*WORK TO COMPLETE*
From the first record through the last, copy each one exactly.

● ● ● ● ● ● ●

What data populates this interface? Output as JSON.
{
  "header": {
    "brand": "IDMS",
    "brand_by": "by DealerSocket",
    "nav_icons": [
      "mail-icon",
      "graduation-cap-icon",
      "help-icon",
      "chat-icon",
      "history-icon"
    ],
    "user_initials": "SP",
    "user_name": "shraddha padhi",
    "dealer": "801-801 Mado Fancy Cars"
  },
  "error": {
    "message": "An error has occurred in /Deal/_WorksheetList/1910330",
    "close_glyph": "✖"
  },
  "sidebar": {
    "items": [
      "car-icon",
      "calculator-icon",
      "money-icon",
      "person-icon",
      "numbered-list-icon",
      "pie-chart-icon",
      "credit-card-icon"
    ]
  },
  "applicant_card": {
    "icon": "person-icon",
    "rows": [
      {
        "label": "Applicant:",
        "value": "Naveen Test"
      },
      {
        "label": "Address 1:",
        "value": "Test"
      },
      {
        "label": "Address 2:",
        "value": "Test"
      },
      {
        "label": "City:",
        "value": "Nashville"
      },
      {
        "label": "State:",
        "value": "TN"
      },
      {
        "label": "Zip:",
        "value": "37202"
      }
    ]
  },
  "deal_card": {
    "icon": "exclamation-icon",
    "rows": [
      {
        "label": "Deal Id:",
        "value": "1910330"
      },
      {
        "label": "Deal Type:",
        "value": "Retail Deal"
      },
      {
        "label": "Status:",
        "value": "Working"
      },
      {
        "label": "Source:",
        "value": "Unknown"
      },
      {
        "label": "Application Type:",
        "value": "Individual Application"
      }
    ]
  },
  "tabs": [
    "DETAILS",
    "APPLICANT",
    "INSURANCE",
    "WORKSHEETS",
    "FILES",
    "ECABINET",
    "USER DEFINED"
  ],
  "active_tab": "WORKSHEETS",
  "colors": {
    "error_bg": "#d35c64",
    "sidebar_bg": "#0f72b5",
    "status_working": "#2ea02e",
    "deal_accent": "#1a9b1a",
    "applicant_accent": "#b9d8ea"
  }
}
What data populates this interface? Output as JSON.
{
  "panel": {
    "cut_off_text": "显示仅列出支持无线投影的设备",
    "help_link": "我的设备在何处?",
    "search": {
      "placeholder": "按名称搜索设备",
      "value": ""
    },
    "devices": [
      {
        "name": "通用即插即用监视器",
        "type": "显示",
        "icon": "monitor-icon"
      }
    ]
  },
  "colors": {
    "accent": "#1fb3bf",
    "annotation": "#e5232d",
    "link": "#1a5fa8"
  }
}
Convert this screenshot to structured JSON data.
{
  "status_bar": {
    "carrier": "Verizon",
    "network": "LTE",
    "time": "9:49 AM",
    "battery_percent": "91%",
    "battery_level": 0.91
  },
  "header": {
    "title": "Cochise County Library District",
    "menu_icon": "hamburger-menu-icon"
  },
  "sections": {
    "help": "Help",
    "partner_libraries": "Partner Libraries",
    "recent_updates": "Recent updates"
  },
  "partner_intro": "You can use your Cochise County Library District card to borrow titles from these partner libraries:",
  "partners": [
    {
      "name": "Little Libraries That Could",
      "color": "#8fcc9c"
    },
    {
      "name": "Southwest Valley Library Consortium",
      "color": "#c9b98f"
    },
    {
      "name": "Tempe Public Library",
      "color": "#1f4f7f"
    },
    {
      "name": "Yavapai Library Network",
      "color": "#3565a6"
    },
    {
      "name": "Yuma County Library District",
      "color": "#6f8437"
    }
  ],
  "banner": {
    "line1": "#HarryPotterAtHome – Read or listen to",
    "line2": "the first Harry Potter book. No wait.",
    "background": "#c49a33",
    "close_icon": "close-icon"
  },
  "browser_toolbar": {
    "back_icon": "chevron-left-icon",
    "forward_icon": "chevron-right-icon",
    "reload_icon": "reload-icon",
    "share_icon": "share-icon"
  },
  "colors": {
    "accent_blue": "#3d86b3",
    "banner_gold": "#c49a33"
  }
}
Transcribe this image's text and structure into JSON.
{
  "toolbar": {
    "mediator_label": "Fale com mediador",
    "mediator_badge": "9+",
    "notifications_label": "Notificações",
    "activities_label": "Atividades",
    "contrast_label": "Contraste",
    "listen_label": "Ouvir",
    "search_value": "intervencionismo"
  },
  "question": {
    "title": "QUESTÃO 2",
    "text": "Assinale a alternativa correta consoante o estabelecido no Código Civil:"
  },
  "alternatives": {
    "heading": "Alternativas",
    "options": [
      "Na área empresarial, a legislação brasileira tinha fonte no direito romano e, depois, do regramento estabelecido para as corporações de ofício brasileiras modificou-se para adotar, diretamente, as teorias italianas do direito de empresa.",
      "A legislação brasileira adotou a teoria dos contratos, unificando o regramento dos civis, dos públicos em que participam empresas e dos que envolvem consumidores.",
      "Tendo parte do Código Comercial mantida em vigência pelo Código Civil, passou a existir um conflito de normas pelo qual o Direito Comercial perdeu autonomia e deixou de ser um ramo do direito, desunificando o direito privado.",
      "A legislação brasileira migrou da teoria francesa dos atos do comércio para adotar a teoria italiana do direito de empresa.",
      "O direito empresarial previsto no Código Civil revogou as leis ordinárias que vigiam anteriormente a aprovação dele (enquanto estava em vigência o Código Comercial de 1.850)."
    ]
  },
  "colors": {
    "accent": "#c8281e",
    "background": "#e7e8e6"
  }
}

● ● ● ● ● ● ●

*SOLUTION TO THIS EXERCISE*
What data populates this interface? Output as JSON.
{
  "header": {
    "brand": "IDMS",
    "brand_by": "by DealerSocket",
    "nav_icons": [
      "mail-icon",
      "graduation-cap-icon",
      "help-icon",
      "chat-icon",
      "history-icon"
    ],
    "user_initials": "SP",
    "user_name": "shraddha padhi",
    "dealer": "801-801 Mado Fancy Cars"
  },
  "error": {
    "message": "An error has occurred in /Deal/_WorksheetList/1910330",
    "close_glyph": "✖"
  },
  "sidebar": {
    "items": [
      "car-icon",
      "calculator-icon",
      "money-icon",
      "person-icon",
      "numbered-list-icon",
      "pie-chart-icon",
      "credit-card-icon"
    ]
  },
  "applicant_card": {
    "icon": "person-icon",
    "rows": [
      {
        "label": "Applicant:",
        "value": "Naveen Test"
      },
      {
        "label": "Address 1:",
        "value": "Test"
      },
      {
        "label": "Address 2:",
        "value": "Test"
      },
      {
        "label": "City:",
        "value": "Nashville"
      },
      {
        "label": "State:",
        "value": "TN"
      },
      {
        "label": "Zip:",
        "value": "37202"
      }
    ]
  },
  "deal_card": {
    "icon": "exclamation-icon",
    "rows": [
      {
        "label": "Deal Id:",
        "value": "1910330"
      },
      {
        "label": "Deal Type:",
        "value": "Retail Deal"
      },
      {
        "label": "Status:",
        "value": "Working"
      },
      {
        "label": "Source:",
        "value": "Unknown"
      },
      {
        "label": "Application Type:",
        "value": "Individual Application"
      }
    ]
  },
  "tabs": [
    "DETAILS",
    "APPLICANT",
    "INSURANCE",
    "WORKSHEETS",
    "FILES",
    "ECABINET",
    "USER DEFINED"
  ],
  "active_tab": "WORKSHEETS",
  "colors": {
    "error_bg": "#d35c64",
    "sidebar_bg": "#0f72b5",
    "status_working": "#2ea02e",
    "deal_accent": "#1a9b1a",
    "applicant_accent": "#b9d8ea"
  }
}
What data populates this interface? Output as JSON.
{
  "panel": {
    "cut_off_text": "显示仅列出支持无线投影的设备",
    "help_link": "我的设备在何处?",
    "search": {
      "placeholder": "按名称搜索设备",
      "value": ""
    },
    "devices": [
      {
        "name": "通用即插即用监视器",
        "type": "显示",
        "icon": "monitor-icon"
      }
    ]
  },
  "colors": {
    "accent": "#1fb3bf",
    "annotation": "#e5232d",
    "link": "#1a5fa8"
  }
}
Convert this screenshot to structured JSON data.
{
  "status_bar": {
    "carrier": "Verizon",
    "network": "LTE",
    "time": "9:49 AM",
    "battery_percent": "91%",
    "battery_level": 0.91
  },
  "header": {
    "title": "Cochise County Library District",
    "menu_icon": "hamburger-menu-icon"
  },
  "sections": {
    "help": "Help",
    "partner_libraries": "Partner Libraries",
    "recent_updates": "Recent updates"
  },
  "partner_intro": "You can use your Cochise County Library District card to borrow titles from these partner libraries:",
  "partners": [
    {
      "name": "Little Libraries That Could",
      "color": "#8fcc9c"
    },
    {
      "name": "Southwest Valley Library Consortium",
      "color": "#c9b98f"
    },
    {
      "name": "Tempe Public Library",
      "color": "#1f4f7f"
    },
    {
      "name": "Yavapai Library Network",
      "color": "#3565a6"
    },
    {
      "name": "Yuma County Library District",
      "color": "#6f8437"
    }
  ],
  "banner": {
    "line1": "#HarryPotterAtHome – Read or listen to",
    "line2": "the first Harry Potter book. No wait.",
    "background": "#c49a33",
    "close_icon": "close-icon"
  },
  "browser_toolbar": {
    "back_icon": "chevron-left-icon",
    "forward_icon": "chevron-right-icon",
    "reload_icon": "reload-icon",
    "share_icon": "share-icon"
  },
  "colors": {
    "accent_blue": "#3d86b3",
    "banner_gold": "#c49a33"
  }
}
Transcribe this image's text and structure into JSON.
{
  "toolbar": {
    "mediator_label": "Fale com mediador",
    "mediator_badge": "9+",
    "notifications_label": "Notificações",
    "activities_label": "Atividades",
    "contrast_label": "Contraste",
    "listen_label": "Ouvir",
    "search_value": "intervencionismo"
  },
  "question": {
    "title": "QUESTÃO 2",
    "text": "Assinale a alternativa correta consoante o estabelecido no Código Civil:"
  },
  "alternatives": {
    "heading": "Alternativas",
    "options": [
      "Na área empresarial, a legislação brasileira tinha fonte no direito romano e, depois, do regramento estabelecido para as corporações de ofício brasileiras modificou-se para adotar, diretamente, as teorias italianas do direito de empresa.",
      "A legislação brasileira adotou a teoria dos contratos, unificando o regramento dos civis, dos públicos em que participam empresas e dos que envolvem consumidores.",
      "Tendo parte do Código Comercial mantida em vigência pelo Código Civil, passou a existir um conflito de normas pelo qual o Direito Comercial perdeu autonomia e deixou de ser um ramo do direito, desunificando o direito privado.",
      "A legislação brasileira migrou da teoria francesa dos atos do comércio para adotar a teoria italiana do direito de empresa.",
      "O direito empresarial previsto no Código Civil revogou as leis ordinárias que vigiam anteriormente a aprovação dele (enquanto estava em vigência o Código Comercial de 1.850)."
    ]
  },
  "colors": {
    "accent": "#c8281e",
    "background": "#e7e8e6"
  }
}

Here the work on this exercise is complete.